[Stored data]
----------

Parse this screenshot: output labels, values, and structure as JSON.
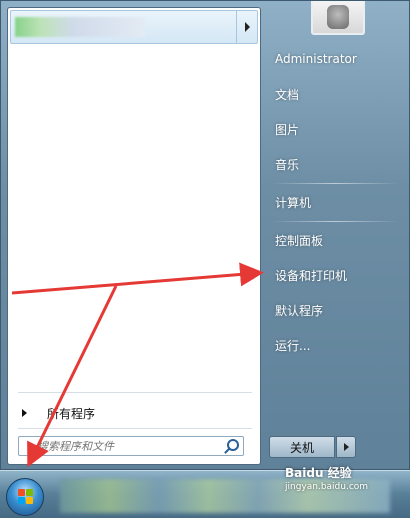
{
  "start_menu": {
    "all_programs_label": "所有程序",
    "search": {
      "placeholder": "搜索程序和文件",
      "icon": "search-icon"
    },
    "right_items": [
      "Administrator",
      "文档",
      "图片",
      "音乐",
      "计算机",
      "控制面板",
      "设备和打印机",
      "默认程序",
      "运行..."
    ],
    "shutdown_label": "关机"
  },
  "watermark": {
    "brand": "Baidu 经验",
    "url": "jingyan.baidu.com"
  },
  "colors": {
    "arrow": "#e53935",
    "right_text": "#ffffff"
  }
}
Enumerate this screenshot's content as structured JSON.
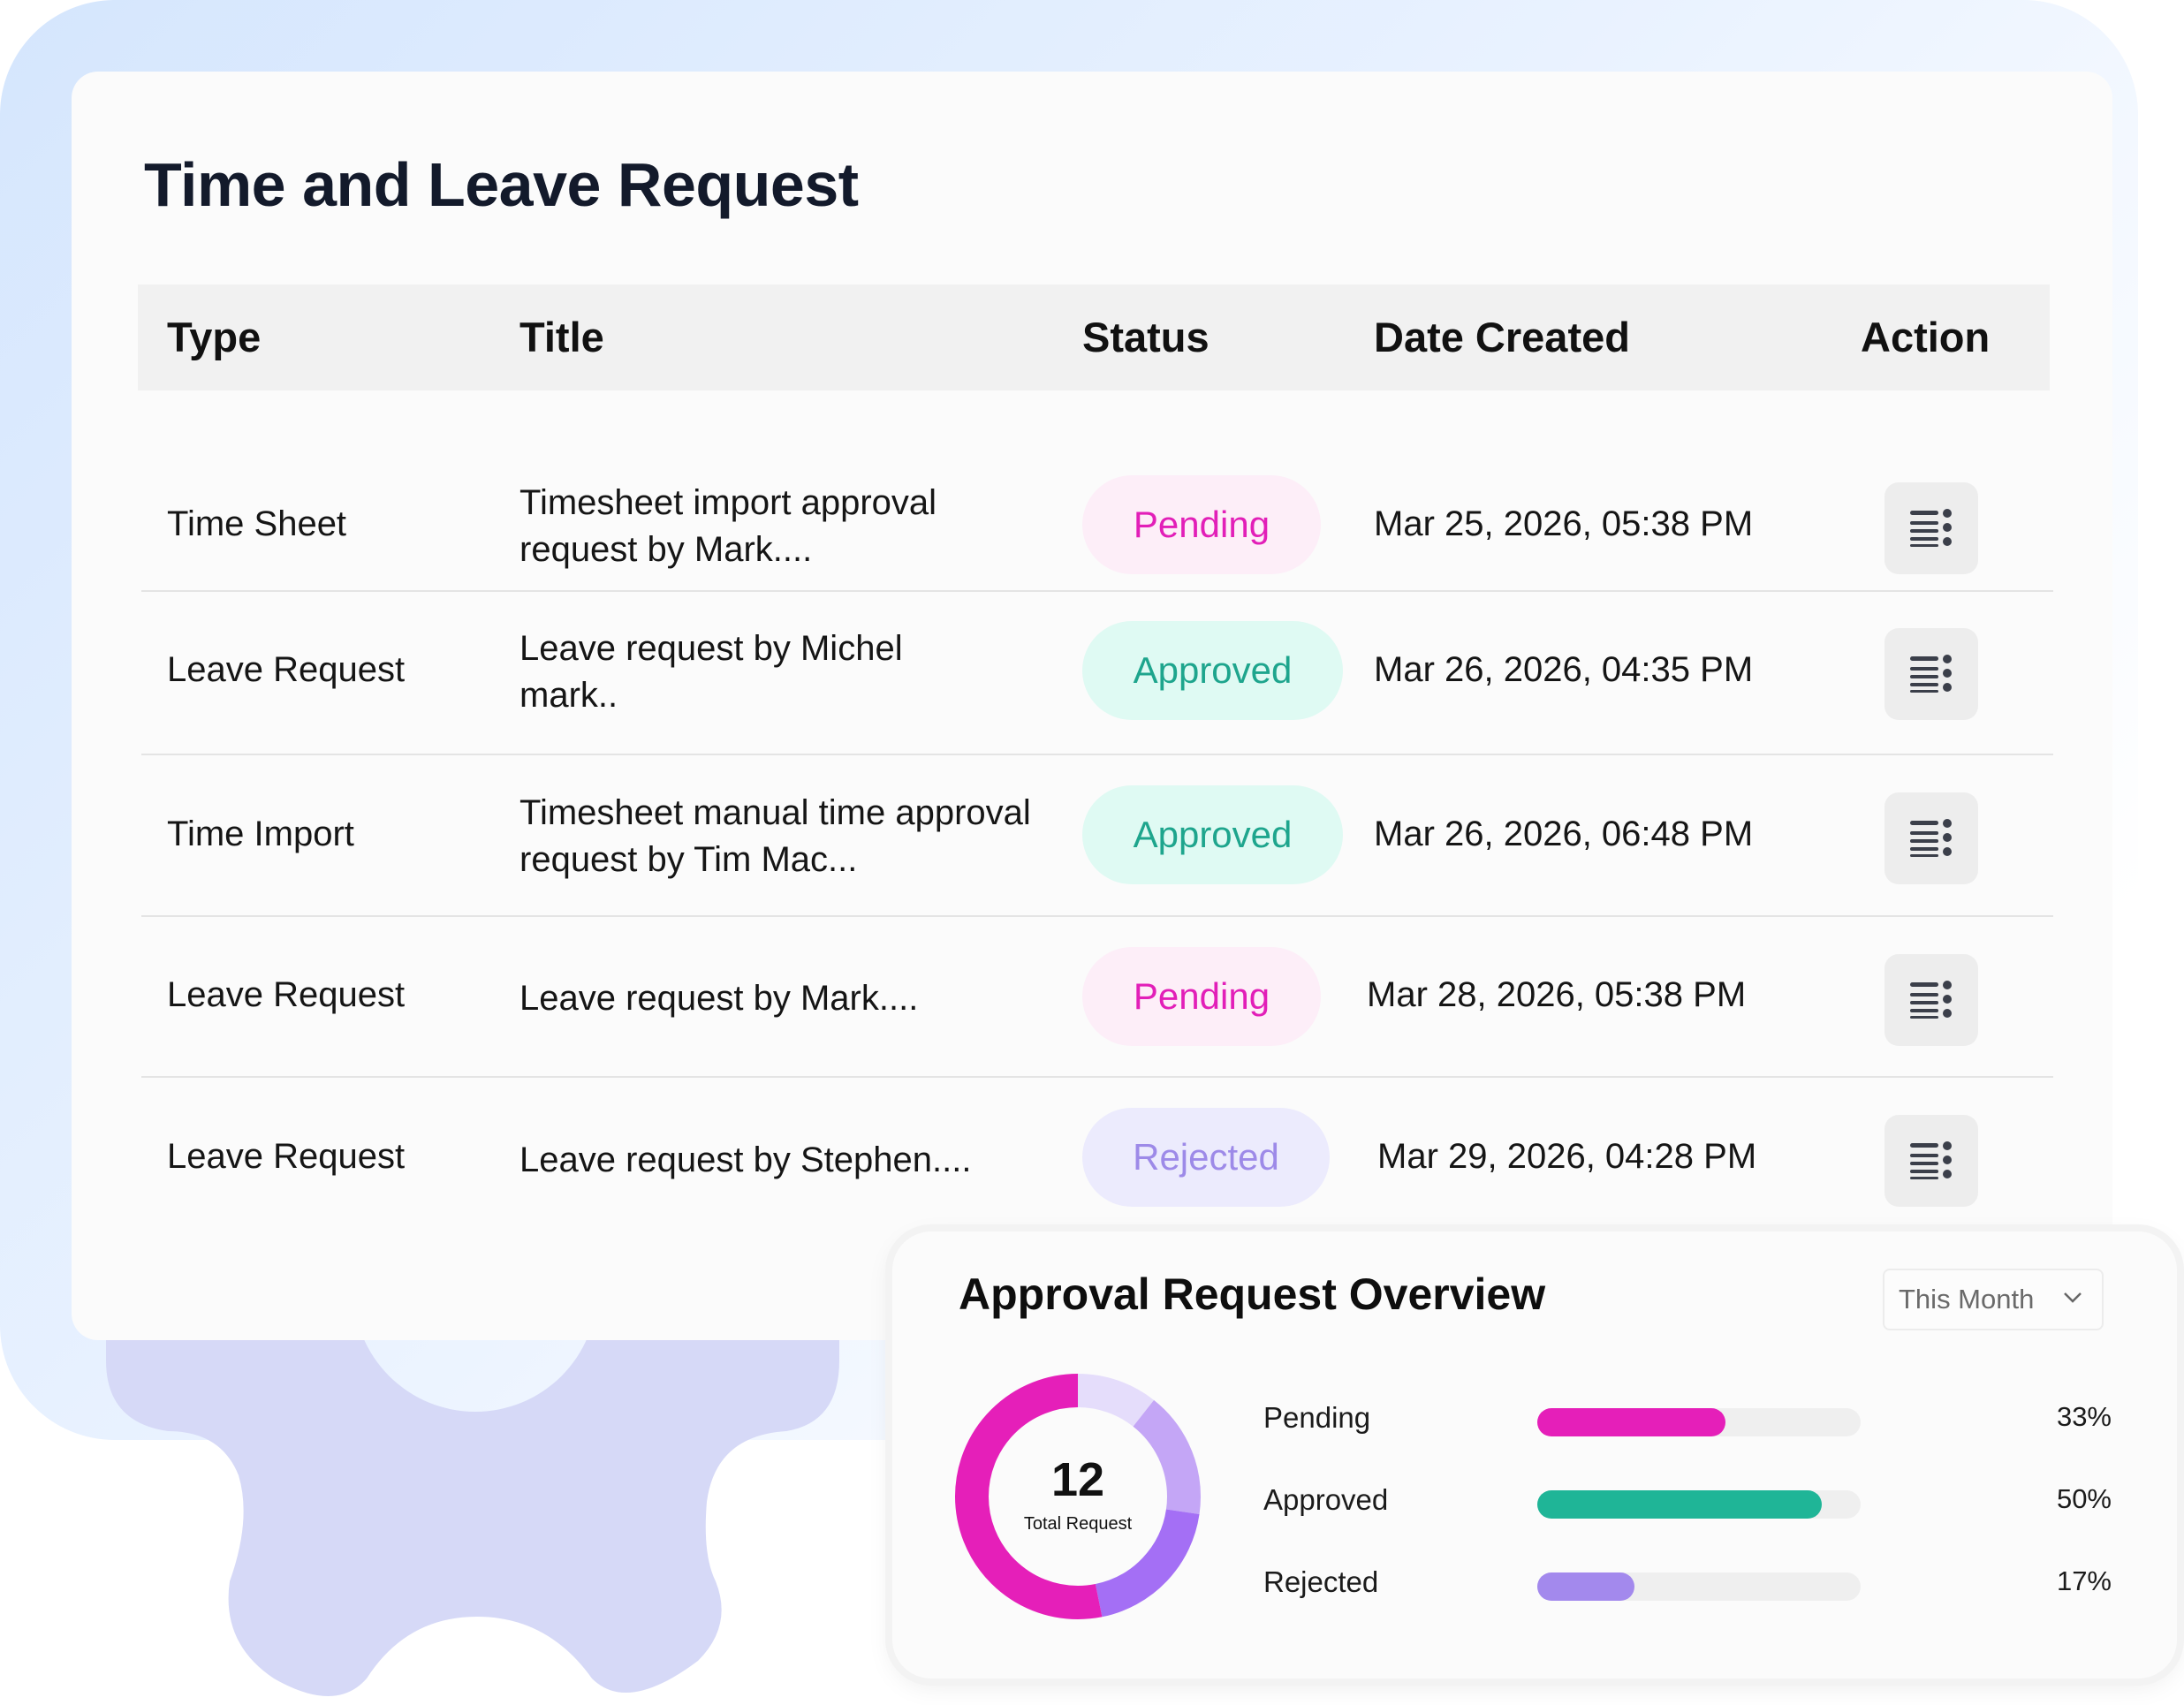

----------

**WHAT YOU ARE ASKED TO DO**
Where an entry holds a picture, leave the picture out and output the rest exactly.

**RESULT BELOW**
Parse this screenshot: output labels, values, and structure as JSON.
{
  "start_menu": {
    "all_programs_label": "所有程序",
    "search": {
      "placeholder": "搜索程序和文件",
      "icon": "search-icon"
    },
    "right_items": [
      "Administrator",
      "文档",
      "图片",
      "音乐",
      "计算机",
      "控制面板",
      "设备和打印机",
      "默认程序",
      "运行..."
    ],
    "shutdown_label": "关机"
  },
  "watermark": {
    "brand": "Baidu 经验",
    "url": "jingyan.baidu.com"
  },
  "colors": {
    "arrow": "#e53935",
    "right_text": "#ffffff"
  }
}
Enumerate this screenshot's content as structured JSON.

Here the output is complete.